Weeks after its diplomatic win in helping restore ties between regional rivals Saudi Arabia and Iran, Beijing offered its services again on Tuesday, this time as a broker in the rapidly escalating violence between Israelis and Palestinians. While a robust diplomatic role in the Middle East is not new for China, what is new is the much more public nature of its conflict mediation efforts.
Observers will be watching to see what Beijing does if either Riyadh or Tehran fails to adhere to the agreement — something seasoned Middle East watchers think is all but inevitable. Also of great interest is whether Beijing will expand this new role as a global peace broker to other seemingly intractable international conflicts, like the Russia-Ukraine war.
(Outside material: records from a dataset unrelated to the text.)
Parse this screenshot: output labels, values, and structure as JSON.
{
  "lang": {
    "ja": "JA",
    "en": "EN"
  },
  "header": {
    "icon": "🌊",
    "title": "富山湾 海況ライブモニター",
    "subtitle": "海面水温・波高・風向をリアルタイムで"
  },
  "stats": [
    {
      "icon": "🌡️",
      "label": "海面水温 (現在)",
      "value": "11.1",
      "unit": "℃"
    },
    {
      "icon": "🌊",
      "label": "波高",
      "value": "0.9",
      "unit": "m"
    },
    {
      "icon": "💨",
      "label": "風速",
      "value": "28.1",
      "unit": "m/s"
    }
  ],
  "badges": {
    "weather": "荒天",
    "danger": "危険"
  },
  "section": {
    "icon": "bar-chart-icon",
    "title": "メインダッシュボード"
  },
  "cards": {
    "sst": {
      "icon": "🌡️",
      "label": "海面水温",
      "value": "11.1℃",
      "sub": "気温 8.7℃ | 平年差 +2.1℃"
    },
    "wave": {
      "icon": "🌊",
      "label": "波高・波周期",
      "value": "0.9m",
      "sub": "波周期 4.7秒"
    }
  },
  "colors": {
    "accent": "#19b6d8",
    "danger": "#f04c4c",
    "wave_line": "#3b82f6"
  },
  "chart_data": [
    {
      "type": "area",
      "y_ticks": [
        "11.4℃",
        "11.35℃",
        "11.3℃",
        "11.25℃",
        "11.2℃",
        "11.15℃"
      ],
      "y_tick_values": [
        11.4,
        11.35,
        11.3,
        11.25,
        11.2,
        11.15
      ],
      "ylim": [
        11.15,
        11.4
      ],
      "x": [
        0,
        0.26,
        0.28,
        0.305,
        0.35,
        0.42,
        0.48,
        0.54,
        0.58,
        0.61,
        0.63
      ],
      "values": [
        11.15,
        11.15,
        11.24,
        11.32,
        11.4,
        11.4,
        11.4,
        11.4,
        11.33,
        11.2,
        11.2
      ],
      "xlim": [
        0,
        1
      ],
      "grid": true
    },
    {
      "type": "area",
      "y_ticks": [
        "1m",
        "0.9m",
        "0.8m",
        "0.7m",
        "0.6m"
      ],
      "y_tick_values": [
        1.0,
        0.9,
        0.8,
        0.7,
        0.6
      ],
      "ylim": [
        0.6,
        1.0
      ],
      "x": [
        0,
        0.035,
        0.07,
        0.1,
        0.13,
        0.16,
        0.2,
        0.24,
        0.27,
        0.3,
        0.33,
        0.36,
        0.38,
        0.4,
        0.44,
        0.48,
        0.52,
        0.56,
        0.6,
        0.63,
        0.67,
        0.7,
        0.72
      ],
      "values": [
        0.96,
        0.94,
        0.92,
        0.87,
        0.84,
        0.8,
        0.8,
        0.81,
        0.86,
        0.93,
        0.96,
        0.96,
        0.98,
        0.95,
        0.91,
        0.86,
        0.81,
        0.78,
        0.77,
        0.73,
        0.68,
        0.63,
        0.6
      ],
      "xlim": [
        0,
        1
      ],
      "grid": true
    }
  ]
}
Negotiating in a tough neighbourhood
Beijing’s desire to promote Middle East stability should not come as a surprise, given China’s growing energy and economic interests in the region. In the case of the Saudi-Iran deal, China’s strong economic ties to both countries could provide powerful leverage in ensuring the two governments stick to their commitments. Helping to reduce tensions between Israelis and Palestinians would seriously burnish Beijing’s regional credentials as a promoter of peace and stability. So far, however, neither Israeli nor Palestinian officials seem to be seriously considering the offer.
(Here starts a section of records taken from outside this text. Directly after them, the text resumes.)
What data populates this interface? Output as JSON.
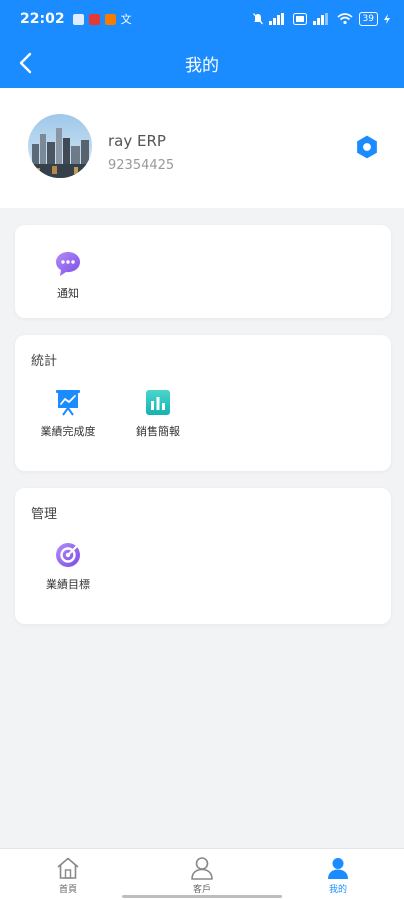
{
  "status_bar": {
    "time": "22:02",
    "battery": "39"
  },
  "header": {
    "title": "我的"
  },
  "profile": {
    "name": "ray ERP",
    "id": "92354425"
  },
  "sections": {
    "general": {
      "items": [
        {
          "label": "通知",
          "icon": "chat-bubble-icon"
        }
      ]
    },
    "stats": {
      "title": "統計",
      "items": [
        {
          "label": "業績完成度",
          "icon": "presentation-chart-icon"
        },
        {
          "label": "銷售簡報",
          "icon": "bar-chart-icon"
        }
      ]
    },
    "manage": {
      "title": "管理",
      "items": [
        {
          "label": "業績目標",
          "icon": "target-icon"
        }
      ]
    }
  },
  "tabbar": {
    "items": [
      {
        "label": "首頁",
        "icon": "home-icon"
      },
      {
        "label": "客戶",
        "icon": "person-icon"
      },
      {
        "label": "我的",
        "icon": "profile-icon",
        "active": true
      }
    ]
  },
  "colors": {
    "primary": "#1a8cff",
    "background": "#f2f3f5",
    "card": "#ffffff"
  }
}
Unsurprisingly, China hawks are skeptical of the motives behind these overtures. One recent analysis by the New York Times indicates that Beijing is more interested in “chipping away at some of the alliances that underpin Washington’s influence” than playing peacemaker — an observation that could embolden the China hawks even further.
Others, however, say there is a possible upside for the U.S. to China's diplomatic success in the region. The two rivals actually share some interests, such as ensuring freedom of navigation and the security of Middle Eastern energy exports.